In memory of Dr. Gibbs who died February 16,
Dr. Clarence "Joe"
Joseph Gibbs, Jr., chief of NINDS's Laboratory of Central Nervous System
Studies (LCNSS). He was 76 years old.Dr.
Gibbs received his A. B., M.S., and Ph.D. degrees from the Catholic University
of America. He carried out predoctoral research in clinical microbiology
and virology under Dr. Joseph E. Smadel in the Department of Hazardous
Operations, Walter Reed Army Institute of Research where he developed a
vaccine for Rift Valley Fever Virus. In 1959 he joined the Laboratory of
Tropical Virology and became Acting Chief of the Section on Arthropod Borne
Viruses, NIAID. In 1961 in collaboration with D. Carleton Gajdusek he established
the Laboratory of Slow, Latent and Temperate Virus Infections. In 1964
he demonstrated infection as the etiology of kuru and in 1967 of Creutzfeldt-Jakob
disease, both subacute progressive degenerative brain diseases, resulting
in the Nobel Prize for Medicine awarded to Dr. Gajdusek in 1976. Dr. Gibbs

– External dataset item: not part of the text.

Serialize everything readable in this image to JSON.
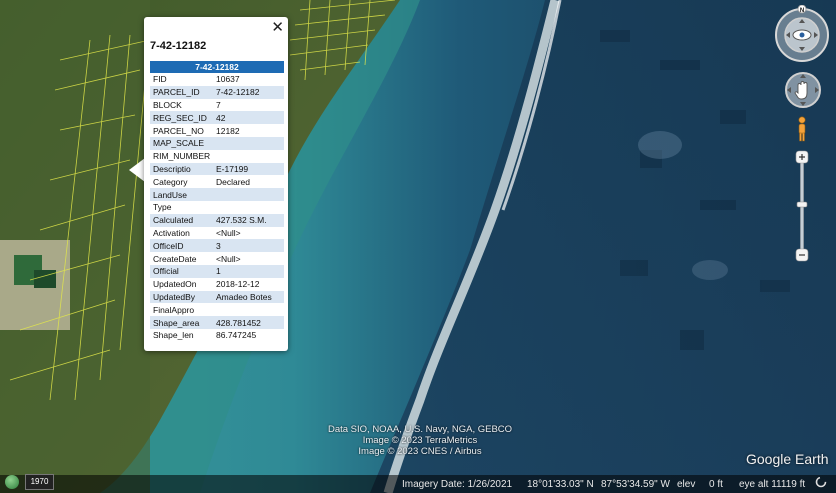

became Chief of the Laboratory of Central Nervous System Studies in 1998.
He has received numerous awards and honors including the HHS Gold Medal
for research, was twice awarded the SES Presidential Meritorious Executive
Rank Award, in addition to three honorary degrees. He is an elected member
of the American Neurological Association and the French Neurological Society,
and was the recipient of the Ottorino Rossi Award from the University of
Pavia, Italy. Dr. Gibbs’
laboratory is studying the transmissible spongiform encephalopathies
focus on slow, latent, and temperate viral infections associated with
chronic degenerative neurological diseases. Important areas of study are
the etiology and pathogenesis of slow infections (subacute spongiform encephalopathies)
and mechanisms of viral persistence in the central nervous system.Also
under intensive molecular biological, genetic, and immunological study
is amyloid formation in the brain in kuru, Creutzfeldt-Jakob disease (CJD),
Gerstmann-Straussler-Scheinker disease (GSS), fatal familial insomnia (FFI),
scrapie, bovine spongiform encephalopathy (BSE), and Alzheimer's disease.
Studies are also
conducted on the elucidation of the de novo generation of infectious
amyloid proteins from normal host precursor proteins in kuru, CJD, GSS,
FFI, scrapie and BSE. Other chronic CNS disorders such as amyotrophic
lateral sclerosis, parkinsonism dementia, Viliuisk encephalitis,
schizophrenia, and bipolar psychoses are also studied from the point of
view of etiology and pathogenesis.